Concerns have been raised by regulators and investors about the increasingly complex financial reports that are becoming incomprehensible to ordinary investors. The readability literature attributes unreadable financial reports to the reporting firms' operational complexity and/or the desire to obfuscate poor performance. At the same time, upper echelons theory from the management literature posits that top managers' characteristics will impact the way the firm is managed, while business and social science research posits that individuals become more capable and ethical as they grow older. We expect older CEOs and executives to be more capable of explaining operating complexities and staying ethical in reporting, thus leading to more readable financial reports. Our results support this view.
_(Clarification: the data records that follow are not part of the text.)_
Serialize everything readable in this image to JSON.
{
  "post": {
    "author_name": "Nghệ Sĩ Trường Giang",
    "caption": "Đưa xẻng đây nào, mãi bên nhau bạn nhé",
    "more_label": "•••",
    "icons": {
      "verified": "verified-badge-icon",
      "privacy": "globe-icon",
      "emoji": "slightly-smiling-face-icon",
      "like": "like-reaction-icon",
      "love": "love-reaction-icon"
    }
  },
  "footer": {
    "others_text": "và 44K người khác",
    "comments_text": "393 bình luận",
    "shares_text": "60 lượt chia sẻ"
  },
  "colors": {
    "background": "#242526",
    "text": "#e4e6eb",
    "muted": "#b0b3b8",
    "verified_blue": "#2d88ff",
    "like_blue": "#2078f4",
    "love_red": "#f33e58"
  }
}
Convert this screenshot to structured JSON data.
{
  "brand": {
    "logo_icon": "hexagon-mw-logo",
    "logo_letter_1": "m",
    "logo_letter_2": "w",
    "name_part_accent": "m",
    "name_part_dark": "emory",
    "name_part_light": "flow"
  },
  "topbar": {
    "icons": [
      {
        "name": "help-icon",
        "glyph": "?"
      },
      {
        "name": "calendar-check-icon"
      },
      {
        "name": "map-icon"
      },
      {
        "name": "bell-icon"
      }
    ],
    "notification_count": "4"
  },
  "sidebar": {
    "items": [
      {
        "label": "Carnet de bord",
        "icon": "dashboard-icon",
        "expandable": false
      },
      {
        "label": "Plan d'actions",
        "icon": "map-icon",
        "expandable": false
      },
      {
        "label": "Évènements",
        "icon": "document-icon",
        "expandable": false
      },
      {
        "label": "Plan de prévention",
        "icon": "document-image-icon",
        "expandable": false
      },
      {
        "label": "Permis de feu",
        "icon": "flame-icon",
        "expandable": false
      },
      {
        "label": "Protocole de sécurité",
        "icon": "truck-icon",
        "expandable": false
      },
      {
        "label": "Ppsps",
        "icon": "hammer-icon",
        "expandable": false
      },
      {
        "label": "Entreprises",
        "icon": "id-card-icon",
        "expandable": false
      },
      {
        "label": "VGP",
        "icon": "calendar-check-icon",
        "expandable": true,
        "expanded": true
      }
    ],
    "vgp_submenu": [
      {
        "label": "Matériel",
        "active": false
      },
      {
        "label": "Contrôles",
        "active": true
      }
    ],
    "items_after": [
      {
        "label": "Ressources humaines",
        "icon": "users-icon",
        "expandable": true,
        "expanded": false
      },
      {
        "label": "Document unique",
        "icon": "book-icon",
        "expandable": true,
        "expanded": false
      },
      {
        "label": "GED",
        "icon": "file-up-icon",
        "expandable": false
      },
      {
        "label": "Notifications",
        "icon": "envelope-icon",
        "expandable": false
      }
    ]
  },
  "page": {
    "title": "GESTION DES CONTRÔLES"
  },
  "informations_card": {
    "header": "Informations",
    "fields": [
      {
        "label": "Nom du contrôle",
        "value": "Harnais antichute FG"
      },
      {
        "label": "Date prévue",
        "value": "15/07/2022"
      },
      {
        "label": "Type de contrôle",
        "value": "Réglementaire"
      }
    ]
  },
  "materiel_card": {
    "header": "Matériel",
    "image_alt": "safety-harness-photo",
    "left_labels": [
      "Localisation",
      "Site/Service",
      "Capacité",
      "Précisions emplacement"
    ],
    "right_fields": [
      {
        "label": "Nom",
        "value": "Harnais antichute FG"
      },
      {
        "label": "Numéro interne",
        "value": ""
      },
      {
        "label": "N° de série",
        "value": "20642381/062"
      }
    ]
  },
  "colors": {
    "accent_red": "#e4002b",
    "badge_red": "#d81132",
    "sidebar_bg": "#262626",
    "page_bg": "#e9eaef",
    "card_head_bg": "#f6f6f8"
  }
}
Financial reports are expected to convey information to outsiders who are not privy to inside information of the firm. Therefore, clarity of financial reports becomes important in order to ensure that the general investing public is able to understand the information in such reports and thus use them to make informed decisions about the firm. In fact, ‘understandability’ is one of the qualitative characteristics of financial reports highlighted in FASB's conceptual framework for financial reporting (FASB, 2010). The readability of annual reports is an issue of concern for regulators and investors. Christopher Cox, the then chair of the SEC states that investors are turning away from reading annual reports due to increasing verbosity and jargon. More worryingly, he states that increased verbosity may be used to hide fraud (SEC, 2007). These sentiments are echoed by Warren Buffet as well (SEC, 2007). Confirming these concerns, research has shown that poor readability scores are associated with fraud (Blanco & Dhole, 2017), poor performance (Li, 2008), and earnings management (Lo, Ramos, & Rogo, 2017). Therefore, factors that improve the readability of financial reports would be of interest to regulators and investors. The upper echelons theory posits that the top management team (hereinafter the TMT) significantly impacts the strategy, direction, and operations of the firm (Hambrick & Mason, 1984). Wiersema and Bantel (1992) argue that TMT characteristics and demographics can predict the functioning of the TMT. This paper investigates the impact of executive age on the readability of annual financial reports. Humans mature as they grow older. This maturity will impact the business acumen, communication skills, and the ethical sensitivities of people. Research has shown that as people grow older and become more experienced, their decision-making skills improve (Huang, Rose-Green, & Lee, 2012; Li, Mayhew, & Kourtzi, 2009; Liden, Stilwell, & Ferris, 1996). Furthermore, older executives have better communication skills due to experience. Older individuals write better because they are more likely to activate both hemispheres of the brain in writing (Gray-Grant, 2013). Finally, research also shows older people exhibit greater ethical sensitivities compared to younger people (Borkowski & Ugras, 1998; Mudrack, 1989; Peterson, Rhoads, & Vaught, 2001; Sundaram & Yermack, 2007; Wimalasiri, 2001). These arguments have been used by Huang et al. (2012) to show that a firm's earnings quality improves with CEO age